It was just past corn-shucking time, and with the cribs abustin' and the horses getting restless from inactivity, Dad had put Uncle Walter to hauling manure and cleaning out the horse stalls.

The new barn had stalls for 12 horses, and believe you me, a dozen half-Belgian and half-Percheron horses, all of them a good 16 hands high and weighing in at well over a ton each, can consume a heap of timothy hay. And if you know your roughages, you know that the percentage of digestible nutrients in timothy is not high, so the 'horse apple' supply was voluminous (that's a word teacher Cleo Vanatta taught me).

One of the facts of having livestock is that unless you stay on top, and I mean that literally, of the manure pile, you will shortly find yourself having a task as great as Hercules' in cleaning the Aegean Stables. Come to think of it, maybe, just maybe, diverting Muddy Creek through the barn might have accomplished the job just as Hercules did with the North Sea.

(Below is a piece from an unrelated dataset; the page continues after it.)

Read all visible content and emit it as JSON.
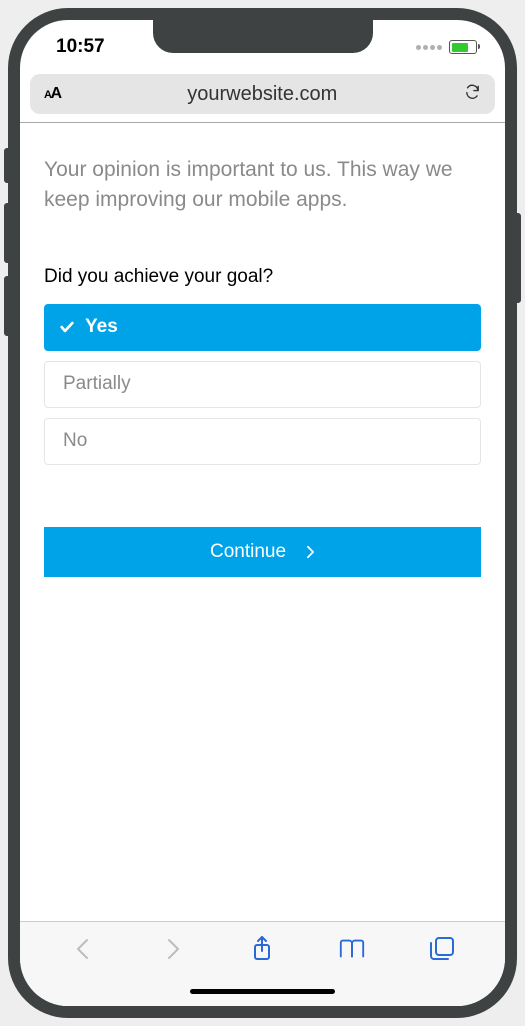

Uncle Walter had hitched Old Bell and Bill to the new spreader that Uncle Bruce had recommended, the one Dad had brought home last week from Hill Hudson in Olney.

Uncle Walter was using it for the third or fourth time; he had parked the spreader under the east window of the barn, so the manure could be thrown into it without having to use the wheel barrow to wheel it out and handle it several times. Dad didn't particularly like the idea but since horse manure is different from manure produced by Jersey cows, he tolerated the idea, at least for the present.

This day, he had scooped out the night's accumulation and added it to the spreader, slipped on his sheepskin, and was getting ready to climb up on the seat, when a Ford runabout pulled in the drive and skidded to a stop right in front of the team.

A fancy dressed 'dude' flipped his leg over the door and slid out. He was a typical drummer with a bowler hat and loud, checkered suit. He reached into the back seat and pulled out a yellow cowhide briefcase, poked a 'seegar' in his mouth and headed toward Uncle Walter.

Now, Uncle Walter was having a smidgen of trouble holding those horses steady, he was. In addition to coping with them being skittish, he had to contend with this noisy contraption that was belching smoke and sounding like a dozen shivarees all happening at once. But he held them steady and gave the visitor a cordial 'Howdy.'

The salesman - and I use that term advisedly - started right in on his canned pitch of the great offer he was giving just five residents of the township, 'a full five-year subscription to the 'Farmers Compendium and Livestock Management' for just a dollar a year when the subscriber also signed up for the company's $1,000 never-pay life insurance program. 'You don't want your family to be burdened with the heavy expense of your final rites, do you, sir?' he chided Uncle Walter. 'Just sign here on the dotted line and when you die, our company - and it is the soundest company in the whole state of Utah - will give you the finest burial this township has ever seen.'

He didn't give Uncle Walter a chance to say more'n one 'No' when he grabbed the shift lever and reached toward Uncle Walter with that order blank. As he did so, his foot slipped on a fresh horse apple, and striving to save himself, he yanked that shift level.

When it swung into gear, he fell back and let out a yell that scared the team, and they took off like 60, with that spreader's beater a-whirlin' and the horse apples a-flying.

Uncle Walter dropped a line, and when he pulled on the remaining one, the team swung in a wide circle. Those catapulted missiles rained down on that prostrated hawkster like chunks of lava from Mount Vesuvius bombarding old Herculaneum.

Finally, Uncle Walter got the team stopped as they both tried to enter the barn door at the same time. That magazine salesman swept a dozen horse apples from the seat of his runabout, threw his leg over the door, slid in and roared down the road toward the big Muddy Creek bridge, and Tom Town. Uncle Walter? Well, I guess he had to pay his own burial expenses.

The late Perry Piper was a newspaper columnist in Indiana and Illinois for more than 12 years. His columns, reprinted here from his memoirs, appear in Farm Collector with permission of his family.